The Bank of England has raised UK interest rates by 75 basis points to 3.0 percent, the sharpest rise in three decades, and said further increases would be required despite predicting a long recession.
The Bank forecast the economy would shrink by 0.75% in the second half of this year and continue to contract through 2023 and into 2024 – a grim backdrop for a government seeking re-election within two years.
However, the picture is not quite that simple.
The Bank – which targets inflation of 2% – predicted it would peak around 11% in the latter part of 2022 before falling some way below target in two years and lower still in three years’ time. That is a strong signal that forecasts for official rates to peak somewhere around 5% are overdone.
Unusually, Bank Governor Andrew Bailey explicitly said as much: “Based on where we stand today, we think Bank Rate will have to go up by less than currently priced in financial markets,” he told a press conference.
The Bank bases its economic forecasts on market expectations for UK rates. For this quarterly report, that meant assuming a peak of 5.25% next year. By forecasting inflation to fall well below target, the Bank is saying those expectations are too steep. Markets quickly responded to the Bank’s latest report by pricing in a UK rate high below 4.75%. Even that may be too high.

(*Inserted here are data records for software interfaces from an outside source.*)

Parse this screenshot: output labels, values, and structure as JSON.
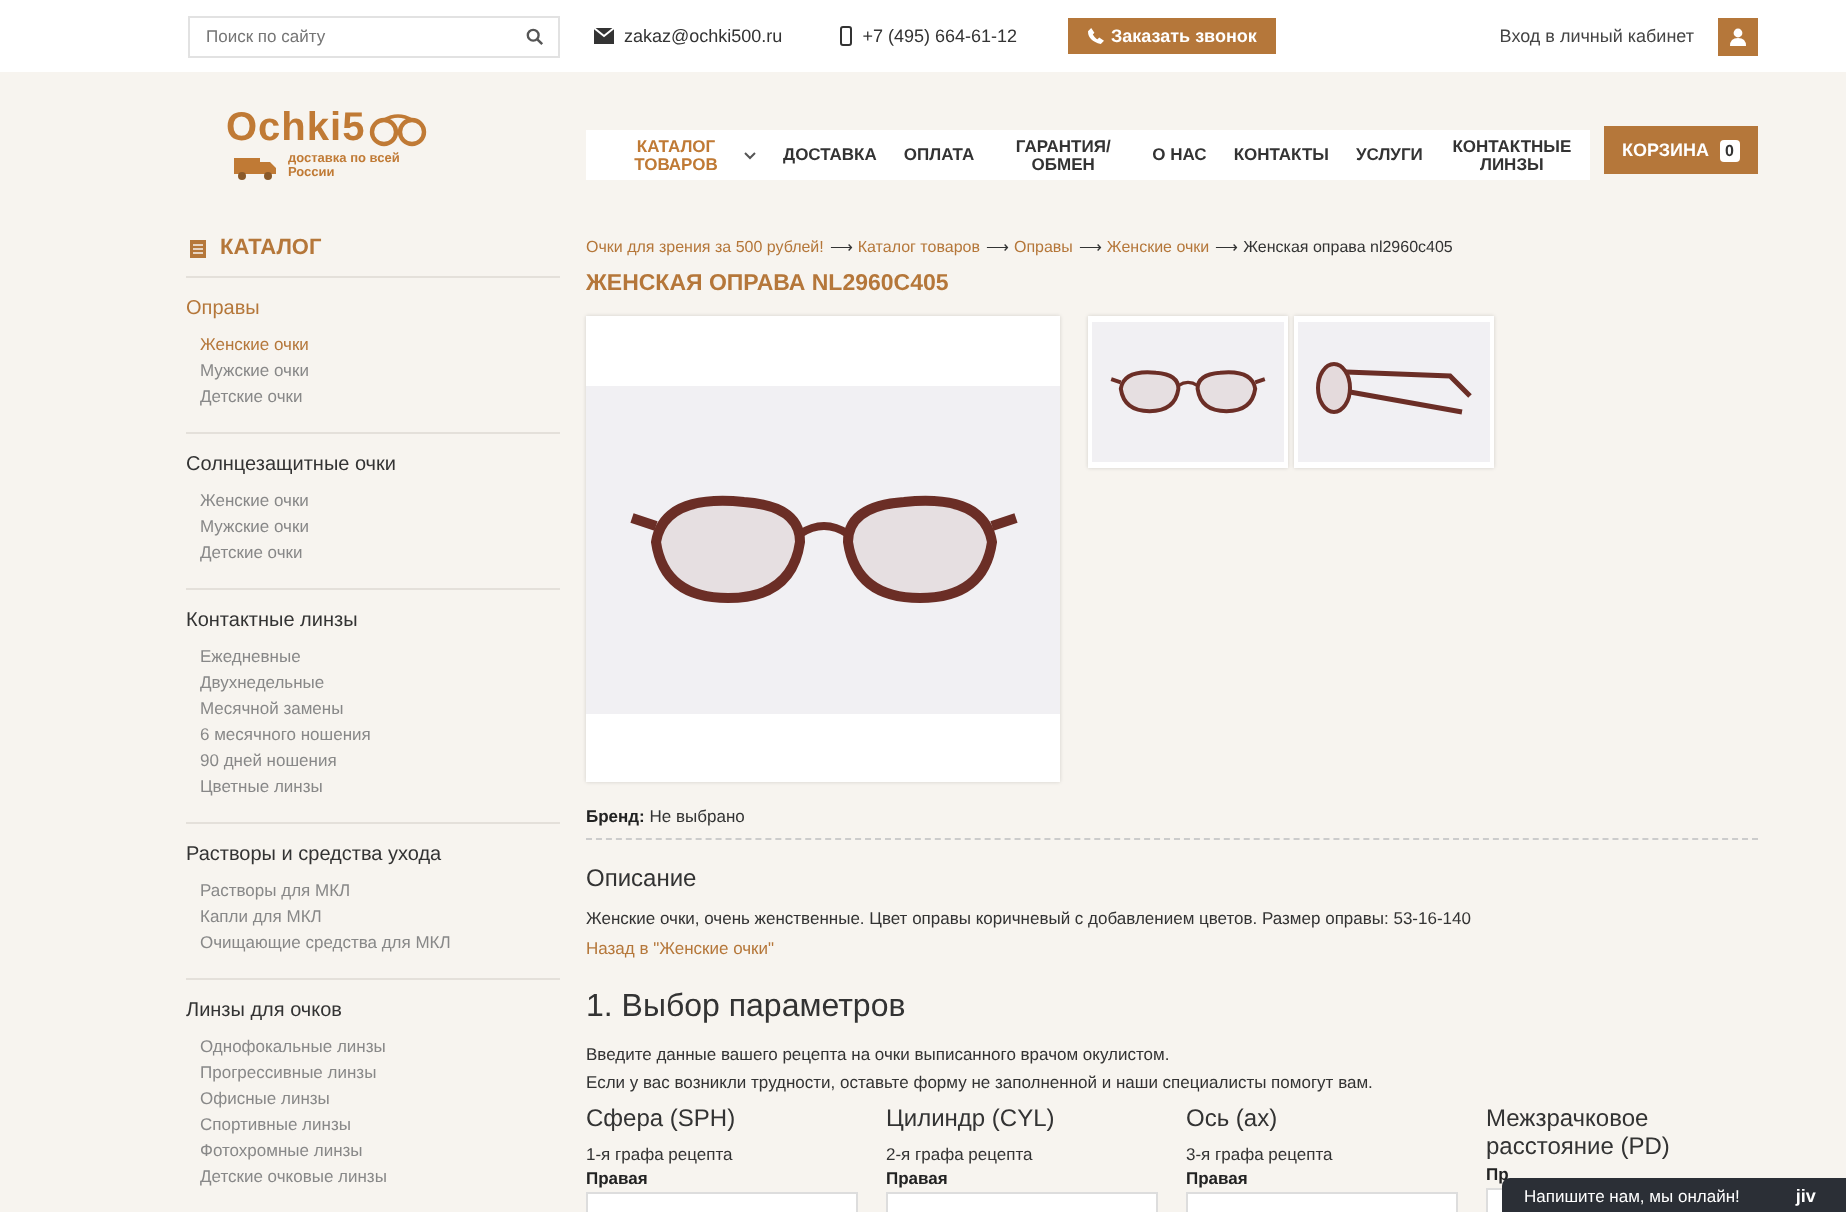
{
  "topbar": {
    "search": {
      "placeholder": "Поиск по сайту"
    },
    "email": "zakaz@ochki500.ru",
    "phone": "+7 (495) 664-61-12",
    "call_button": "Заказать звонок",
    "login": "Вход в личный кабинет"
  },
  "logo": {
    "name": "Ochki5",
    "tagline": "доставка по всей России"
  },
  "nav": [
    {
      "label": "КАТАЛОГ ТОВАРОВ",
      "selected": true,
      "dropdown": true
    },
    {
      "label": "ДОСТАВКА",
      "selected": false,
      "dropdown": false
    },
    {
      "label": "ОПЛАТА",
      "selected": false,
      "dropdown": false
    },
    {
      "label": "ГАРАНТИЯ/ ОБМЕН",
      "selected": false,
      "dropdown": false
    },
    {
      "label": "О НАС",
      "selected": false,
      "dropdown": false
    },
    {
      "label": "КОНТАКТЫ",
      "selected": false,
      "dropdown": false
    },
    {
      "label": "УСЛУГИ",
      "selected": false,
      "dropdown": false
    },
    {
      "label": "КОНТАКТНЫЕ ЛИНЗЫ",
      "selected": false,
      "dropdown": false
    }
  ],
  "cart": {
    "label": "КОРЗИНА",
    "count": "0"
  },
  "sidebar": {
    "title": "КАТАЛОГ",
    "groups": [
      {
        "label": "Оправы",
        "selected": true,
        "children": [
          {
            "label": "Женские очки",
            "selected": true
          },
          {
            "label": "Мужские очки",
            "selected": false
          },
          {
            "label": "Детские очки",
            "selected": false
          }
        ]
      },
      {
        "label": "Солнцезащитные очки",
        "selected": false,
        "children": [
          {
            "label": "Женские очки",
            "selected": false
          },
          {
            "label": "Мужские очки",
            "selected": false
          },
          {
            "label": "Детские очки",
            "selected": false
          }
        ]
      },
      {
        "label": "Контактные линзы",
        "selected": false,
        "children": [
          {
            "label": "Ежедневные",
            "selected": false
          },
          {
            "label": "Двухнедельные",
            "selected": false
          },
          {
            "label": "Месячной замены",
            "selected": false
          },
          {
            "label": "6 месячного ношения",
            "selected": false
          },
          {
            "label": "90 дней ношения",
            "selected": false
          },
          {
            "label": "Цветные линзы",
            "selected": false
          }
        ]
      },
      {
        "label": "Растворы и средства ухода",
        "selected": false,
        "children": [
          {
            "label": "Растворы для МКЛ",
            "selected": false
          },
          {
            "label": "Капли для МКЛ",
            "selected": false
          },
          {
            "label": "Очищающие средства для МКЛ",
            "selected": false
          }
        ]
      },
      {
        "label": "Линзы для очков",
        "selected": false,
        "children": [
          {
            "label": "Однофокальные линзы",
            "selected": false
          },
          {
            "label": "Прогрессивные линзы",
            "selected": false
          },
          {
            "label": "Офисные линзы",
            "selected": false
          },
          {
            "label": "Спортивные линзы",
            "selected": false
          },
          {
            "label": "Фотохромные линзы",
            "selected": false
          },
          {
            "label": "Детские очковые линзы",
            "selected": false
          }
        ]
      }
    ]
  },
  "breadcrumbs": {
    "separator": "⟶",
    "items": [
      "Очки для зрения за 500 рублей!",
      "Каталог товаров",
      "Оправы",
      "Женские очки",
      "Женская оправа nl2960c405"
    ]
  },
  "product": {
    "title": "ЖЕНСКАЯ ОПРАВА NL2960C405",
    "brand_label": "Бренд:",
    "brand_value": "Не выбрано",
    "description_title": "Описание",
    "description": "Женские очки, очень женственные. Цвет оправы коричневый с добавлением цветов. Размер оправы: 53-16-140",
    "back_link": "Назад в \"Женские очки\""
  },
  "params": {
    "title": "1. Выбор параметров",
    "intro": [
      "Введите данные вашего рецепта на очки выписанного врачом окулистом.",
      "Если у вас возникли трудности, оставьте форму не заполненной и наши специалисты помогут вам."
    ],
    "columns": [
      {
        "title": "Сфера (SPH)",
        "hint": "1-я графа рецепта",
        "eye": "Правая"
      },
      {
        "title": "Цилиндр (CYL)",
        "hint": "2-я графа рецепта",
        "eye": "Правая"
      },
      {
        "title": "Ось (ax)",
        "hint": "3-я графа рецепта",
        "eye": "Правая"
      },
      {
        "title": "Межзрачковое расстояние (PD)",
        "eye": "Пр"
      }
    ]
  },
  "chat": {
    "label": "Напишите нам, мы онлайн!",
    "brand": "jiv"
  }
}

The Bank also conditioned its forecasts on fiscal policy as it is – i.e. up to and including the tax cuts reversed by Jeremy Hunt as soon as he became Chancellor. It has not factored in the £40+ billion of fiscal tightening which is expected from Hunt in a fortnight. If that is delivered, rates may have to rise less than would otherwise have been the case.
Taken in the round, it feels like UK rates will peak in the 4s – maybe even the 3s – not above 5 percent, so the recession we’re already in may be a little shorter and shallower, although less harsh monetary policy will only help to offset the pain from impending tax rises and public spending cuts.
For many people, the damage has already been done. After Liz Truss’s brief reign threw markets into a tailspin, two- and five-year fixed mortgage rates are still well above six percent – up from less than 3% at the start of the year – potentially adding hundreds of pounds a month to monthly payments.
Bailey did not shy away from the impact of September’s mini-budget. “There has been a questioning of UK policy … and that will have some lasting effect,” he said.
That global perception may force Hunt and Rishi Sunak to do more on the fiscal side than they would otherwise have to.
Factors that could improve or worsen the outlook are largely beyond the control of the Bank or government. The path of war in Ukraine (and its impact on energy prices), Western tensions with China and the ability of authorities in the euro zone, Beijing and Washington to curb inflation without causing harsh recessions will all be pivotal.
One notable development over the last month is the extent to which wholesale gas prices have fallen. They are volatile but there is evidence that business and households across Europe have responded to rocketing prices by reducing energy consumption, which – together with mild Autumn weather – has helped raise storage levels and suggests lower prices could endure.
There is one further wild card.
On Tuesday, the Bank held its first active sale of government bonds as part of a programme to unwind hundreds of billions of pounds of QE. A modest £750 million were sold but no one can be sure that ongoing sales will not add further to government borrowing costs. The Bank has said it can pull this off smoothly over a number of years, but the assumption had been that QT would only be done when the economy was growing strongly and public finances were healthy. That is emphatically not the case.
There is little doubt that the next year or so is going to be tough. But there are many moving parts which will dictate just how tough and whether we’re past the worst by 2024.